(Beginning of RECORDED DATA)

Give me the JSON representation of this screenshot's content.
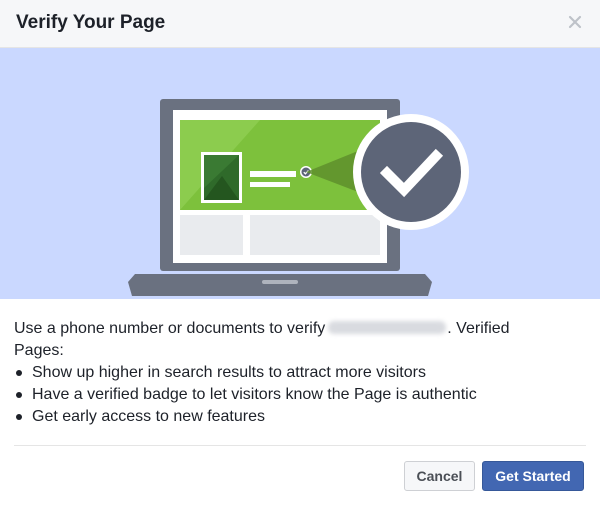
{
  "dialog": {
    "title": "Verify Your Page",
    "close_icon": "close-icon"
  },
  "hero": {
    "illustration": "laptop-verified-page-illustration",
    "badge_icon": "checkmark-icon",
    "colors": {
      "background": "#cad8ff",
      "laptop": "#6a7180",
      "cover": "#7dc13c",
      "badge": "#5d6578"
    }
  },
  "body": {
    "intro_before": "Use a phone number or documents to verify",
    "intro_after": ". Verified",
    "intro_line2": "Pages:",
    "features": [
      "Show up higher in search results to attract more visitors",
      "Have a verified badge to let visitors know the Page is authentic",
      "Get early access to new features"
    ]
  },
  "footer": {
    "cancel_label": "Cancel",
    "primary_label": "Get Started",
    "primary_color": "#4267b2"
  }
}
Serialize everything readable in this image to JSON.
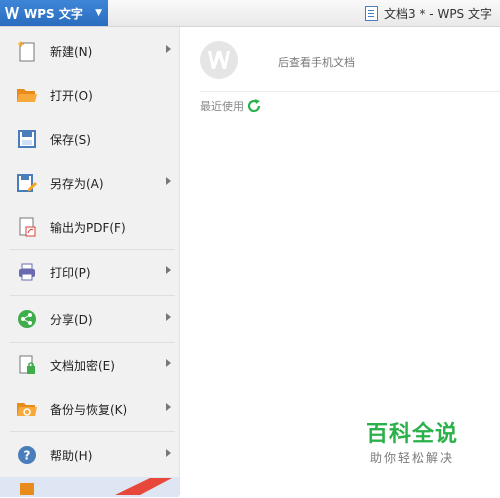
{
  "titlebar": {
    "app_name": "WPS 文字",
    "doc_title": "文档3 * - WPS 文字"
  },
  "menu": {
    "items": [
      {
        "label": "新建(N)",
        "icon": "new-doc-icon",
        "submenu": true
      },
      {
        "label": "打开(O)",
        "icon": "open-folder-icon",
        "submenu": false
      },
      {
        "label": "保存(S)",
        "icon": "save-icon",
        "submenu": false
      },
      {
        "label": "另存为(A)",
        "icon": "save-as-icon",
        "submenu": true
      },
      {
        "label": "输出为PDF(F)",
        "icon": "pdf-export-icon",
        "submenu": false
      },
      {
        "label": "打印(P)",
        "icon": "print-icon",
        "submenu": true
      },
      {
        "label": "分享(D)",
        "icon": "share-icon",
        "submenu": true
      },
      {
        "label": "文档加密(E)",
        "icon": "encrypt-icon",
        "submenu": true
      },
      {
        "label": "备份与恢复(K)",
        "icon": "backup-icon",
        "submenu": true
      },
      {
        "label": "帮助(H)",
        "icon": "help-icon",
        "submenu": true
      }
    ]
  },
  "right": {
    "phone_link": "后查看手机文档",
    "recent_label": "最近使用"
  },
  "watermark": {
    "line1": "百科全说",
    "line2": "助你轻松解决"
  }
}
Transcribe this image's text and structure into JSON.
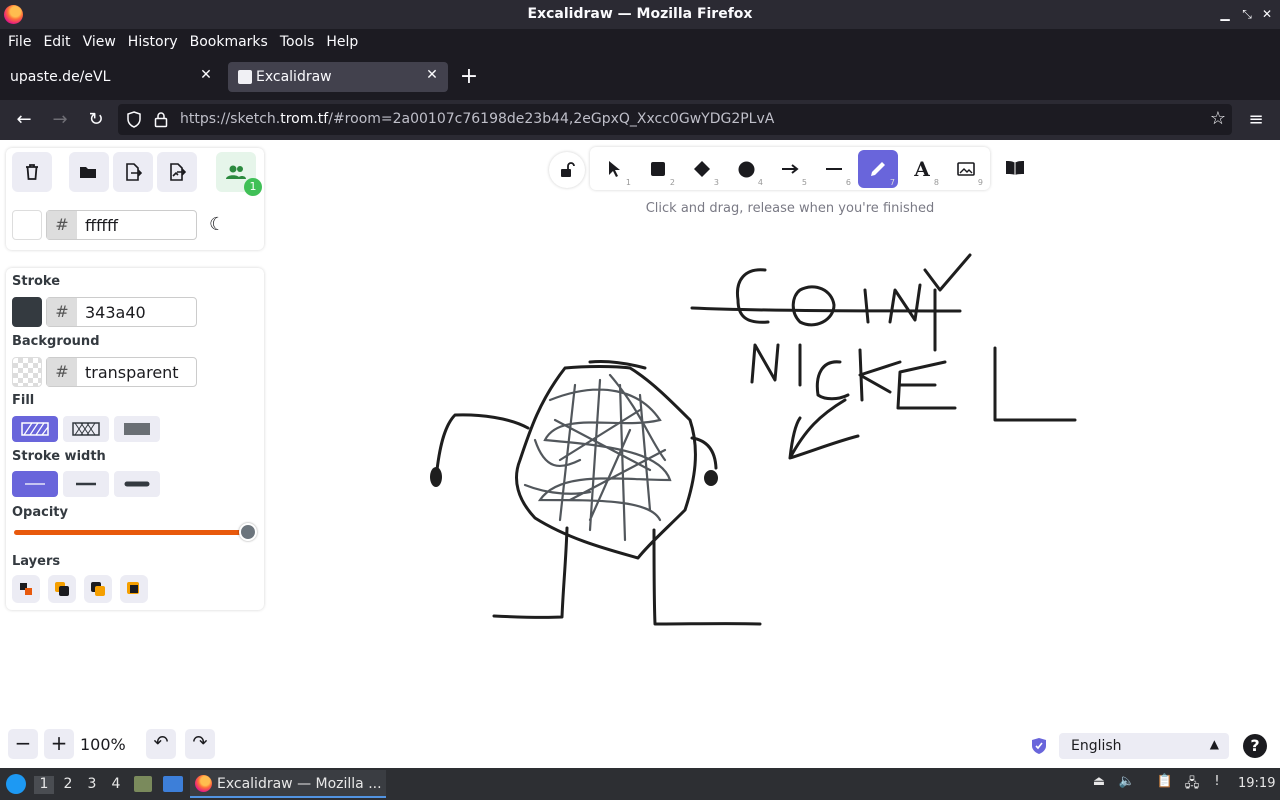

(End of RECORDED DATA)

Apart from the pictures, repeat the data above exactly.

**EXERCISE RESPONSE**
Give me the JSON representation of this screenshot's content.
{
  "dialog": {
    "title": "Verify Your Page",
    "close_icon": "close-icon"
  },
  "hero": {
    "illustration": "laptop-verified-page-illustration",
    "badge_icon": "checkmark-icon",
    "colors": {
      "background": "#cad8ff",
      "laptop": "#6a7180",
      "cover": "#7dc13c",
      "badge": "#5d6578"
    }
  },
  "body": {
    "intro_before": "Use a phone number or documents to verify",
    "intro_after": ". Verified",
    "intro_line2": "Pages:",
    "features": [
      "Show up higher in search results to attract more visitors",
      "Have a verified badge to let visitors know the Page is authentic",
      "Get early access to new features"
    ]
  },
  "footer": {
    "cancel_label": "Cancel",
    "primary_label": "Get Started",
    "primary_color": "#4267b2"
  }
}
Serialize everything readable in this image to JSON.
{
  "titlebar": {
    "app_name": "WPS 文字",
    "doc_title": "文档3 * - WPS 文字"
  },
  "menu": {
    "items": [
      {
        "label": "新建(N)",
        "icon": "new-doc-icon",
        "submenu": true
      },
      {
        "label": "打开(O)",
        "icon": "open-folder-icon",
        "submenu": false
      },
      {
        "label": "保存(S)",
        "icon": "save-icon",
        "submenu": false
      },
      {
        "label": "另存为(A)",
        "icon": "save-as-icon",
        "submenu": true
      },
      {
        "label": "输出为PDF(F)",
        "icon": "pdf-export-icon",
        "submenu": false
      },
      {
        "label": "打印(P)",
        "icon": "print-icon",
        "submenu": true
      },
      {
        "label": "分享(D)",
        "icon": "share-icon",
        "submenu": true
      },
      {
        "label": "文档加密(E)",
        "icon": "encrypt-icon",
        "submenu": true
      },
      {
        "label": "备份与恢复(K)",
        "icon": "backup-icon",
        "submenu": true
      },
      {
        "label": "帮助(H)",
        "icon": "help-icon",
        "submenu": true
      }
    ]
  },
  "right": {
    "phone_link": "后查看手机文档",
    "recent_label": "最近使用"
  },
  "watermark": {
    "line1": "百科全说",
    "line2": "助你轻松解决"
  }
}
Transcribe this image's text and structure into JSON.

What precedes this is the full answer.